There has always been considerable (and somewhat distracting) debate on whether, before Christ returns, things will get markedly worse, get markedly better, or just go on about the same. The answer to that is God’s business, not ours. We’re told to plant and water; God alone controls the results.
Our task as faithful disciples is proclaimed by the Welsh poet Ethelwyn Wetherald:
My orders are to fight;
Then if I bleed, or fail,
Or strongly win, what matters it?
God only doth prevail.
The servant craveth naught
Except to serve with might.
I was not told to win or lose—
My orders are to fight.
I've thought a lot about this. I grew up with a dispensational theological grid that went something like this, "The world is going from bad to worse and just when things can't get any worse, Jesus is going to step in and save us from the Great Tribulation." Or there were speculations about maybe going through half of it, or all of it, but the point was the same- the world is going from bad to worse.
The basic sentiment was that earth is not unlike the public restroom, "Get in there, do your business, and get the heck out as soon as possible. It's dirty in there."

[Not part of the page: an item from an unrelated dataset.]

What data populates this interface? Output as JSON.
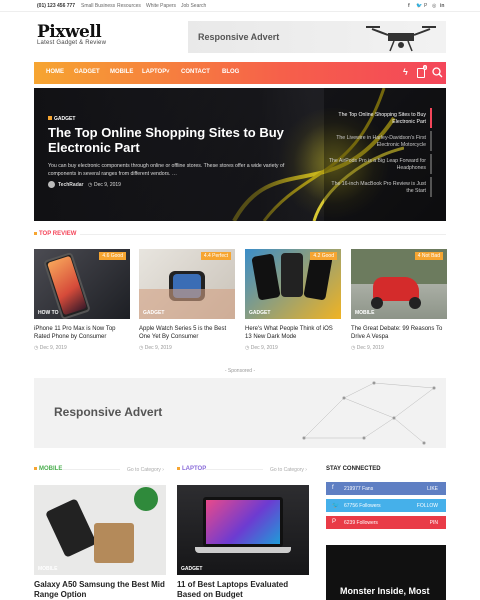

My sheltered theology of youth was soon challenged by a more covenant/reformed theology. Presuppositions about future for Israel, questions about antichrist, tribulation, rapture, etc were challenged in the summer of 1998. That's when I first realized that my dispensational theological grid was a fairly new construct, and not necessarily a historically held view of Scripture. I realized that the Kingdom of God that Jesus brought might actually be a present reality, not merely a future hope. This view seemed a bit more optimistic- there is a way to make this earth look more like heaven.
Where am I now?
It depends on the day, but mostly somewhere in the middle. I can't say what God has in store for Israel (most recently Romans 11 has me thinking there will be something), whether or not there already has been or someday will be a great tribulation, or whether we're in the millenium now or later...
This leads me back to the quote. I love the balance. I love what wells up in me when I ponder the words of that poem. Some days I feel I'm losing, others I sense victory. I'm not sure if my life will end like that of John the Baptist, Stephen, Elijah or Moses.
But at the end of the day, I will continue to fight. God will win.